Written By Wayne Townsend
Hotel Transylvania 3: Summer Vacation follows the same simple recipe that made the first two movies in the franchise successful. One-part visuals, one-part sound effects, two parts silly plot points, all baked into a fluff piece of a movie. Don’t get me wrong, a lot of the jokes were funny, and there were a couple sidesplitting bits definitely geared toward the adults, but the appeal for the kids is in the animation. Cute blob creatures, furry werewolf off spring, and a Frankenstein monster that looked look a carnival stuffed prize. There is enough (barely) goofy fun to keep the kids entertained, although the eight-year that sat near me become restless half way through the movie. To her credit, she made several observations that would by worthy of a review of her own. Adam Sandler returns to voice Dracula, proprietor of the titular hotel that is a vacation spot for the worlds monsters who seek refuge from the humans who persecute them. This time out, his daughter Mavis, voiced again by Selena Gomez, suggest to her dad they take a family vacation together so the family can reconnect. After all, saving monsters from humans is a never-ending task.
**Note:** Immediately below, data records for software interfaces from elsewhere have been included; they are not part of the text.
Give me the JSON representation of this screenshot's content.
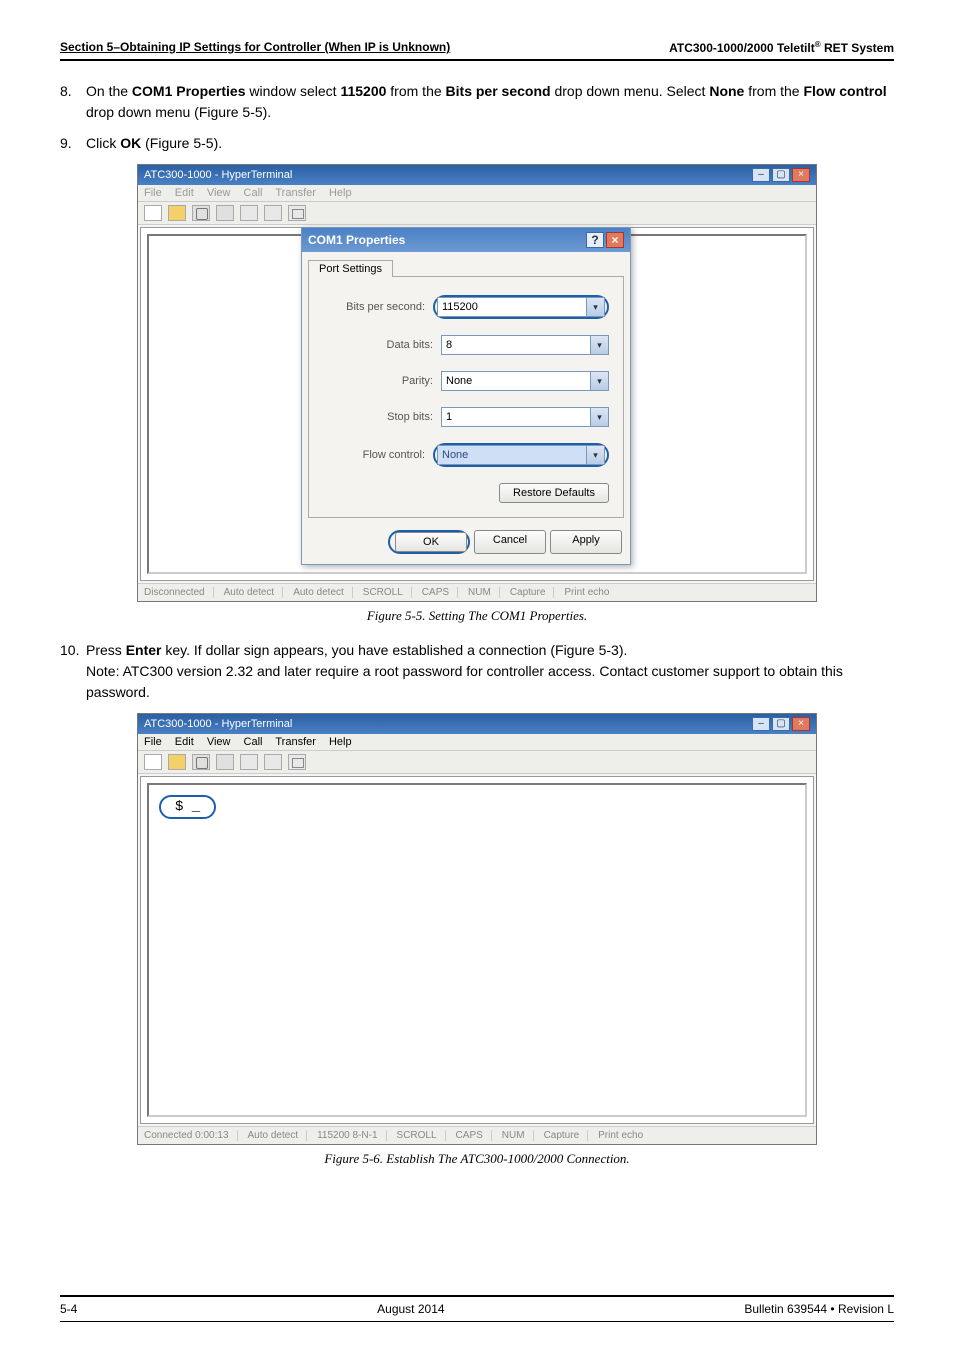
{
  "header": {
    "section": "Section 5–Obtaining IP Settings for Controller (When IP is Unknown)",
    "product_a": "ATC300-1000/2000 Teletilt",
    "product_sup": "®",
    "product_b": " RET System"
  },
  "steps": {
    "s8": {
      "num": "8.",
      "t1": "On the ",
      "b1": "COM1 Properties",
      "t2": " window select ",
      "b2": "115200",
      "t3": " from the ",
      "b3": "Bits per second",
      "t4": " drop down menu. Select ",
      "b4": "None",
      "t5": " from the ",
      "b5": "Flow control",
      "t6": " drop down menu (Figure 5-5)."
    },
    "s9": {
      "num": "9.",
      "t1": "Click ",
      "b1": "OK",
      "t2": " (Figure 5-5)."
    },
    "s10": {
      "num": "10.",
      "t1": "Press ",
      "b1": "Enter",
      "t2": " key. If dollar sign appears, you have established a connection (Figure 5-3).",
      "note": "Note: ATC300 version 2.32 and later require a root password for controller access. Contact customer support to obtain this password."
    }
  },
  "captions": {
    "fig55": "Figure 5-5.  Setting The COM1 Properties.",
    "fig56": "Figure 5-6.  Establish The ATC300-1000/2000 Connection."
  },
  "fig1": {
    "window_title": "ATC300-1000 - HyperTerminal",
    "menu": {
      "file": "File",
      "edit": "Edit",
      "view": "View",
      "call": "Call",
      "transfer": "Transfer",
      "help": "Help"
    },
    "dlg_title": "COM1 Properties",
    "tab": "Port Settings",
    "rows": {
      "bps": {
        "label": "Bits per second:",
        "value": "115200"
      },
      "databits": {
        "label": "Data bits:",
        "value": "8"
      },
      "parity": {
        "label": "Parity:",
        "value": "None"
      },
      "stopbits": {
        "label": "Stop bits:",
        "value": "1"
      },
      "flow": {
        "label": "Flow control:",
        "value": "None"
      }
    },
    "buttons": {
      "restore": "Restore Defaults",
      "ok": "OK",
      "cancel": "Cancel",
      "apply": "Apply"
    },
    "status": {
      "conn": "Disconnected",
      "det1": "Auto detect",
      "det2": "Auto detect",
      "scroll": "SCROLL",
      "caps": "CAPS",
      "num": "NUM",
      "capture": "Capture",
      "print": "Print echo"
    }
  },
  "fig2": {
    "window_title": "ATC300-1000 - HyperTerminal",
    "menu": {
      "file": "File",
      "edit": "Edit",
      "view": "View",
      "call": "Call",
      "transfer": "Transfer",
      "help": "Help"
    },
    "prompt": "$ _",
    "status": {
      "conn": "Connected 0:00:13",
      "det": "Auto detect",
      "cfg": "115200 8-N-1",
      "scroll": "SCROLL",
      "caps": "CAPS",
      "num": "NUM",
      "capture": "Capture",
      "print": "Print echo"
    }
  },
  "footer": {
    "left": "5-4",
    "center": "August 2014",
    "right": "Bulletin 639544  •  Revision L"
  }
}
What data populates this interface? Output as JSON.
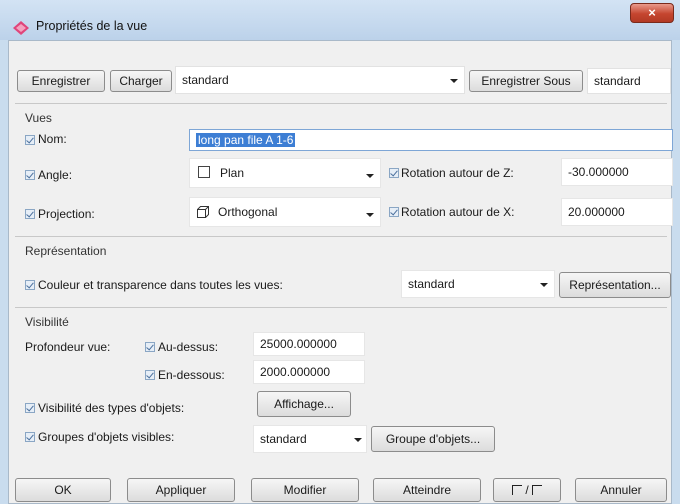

The antagonist of the film is Van Helsing, voiced by standup comedian Jim Gaffigan pursuer of Dracula for decades, and his great-granddaughter as she doubles as the captain of the cruise ship Ericka, voiced by Kathryn Hahn, and who Dracula develops a crush on. The Caribbean hotspot for the monsters is none other than the Bermuda triangle, another joke lost on the kids. Returning director Genndy Tartakovsky, is the creator of the television shows, Dexter’s Laboratory, Powerpuff Girls, Samurai Jack (a personal favorite), and Star Wars: Clone Wars. These shows demonstrated his ability to successfully balance enough animation, story development, and dialogue to keep adults entertained. But the story here is more set pieces. The film takes turns at delivering laughs, one scene for kids, then jokes for adults, rinse repeat, instead of his style of blending all elements which usually complement each other seamlessly as it occurs in the above-mentioned TV shows. 2 ½ out of 5.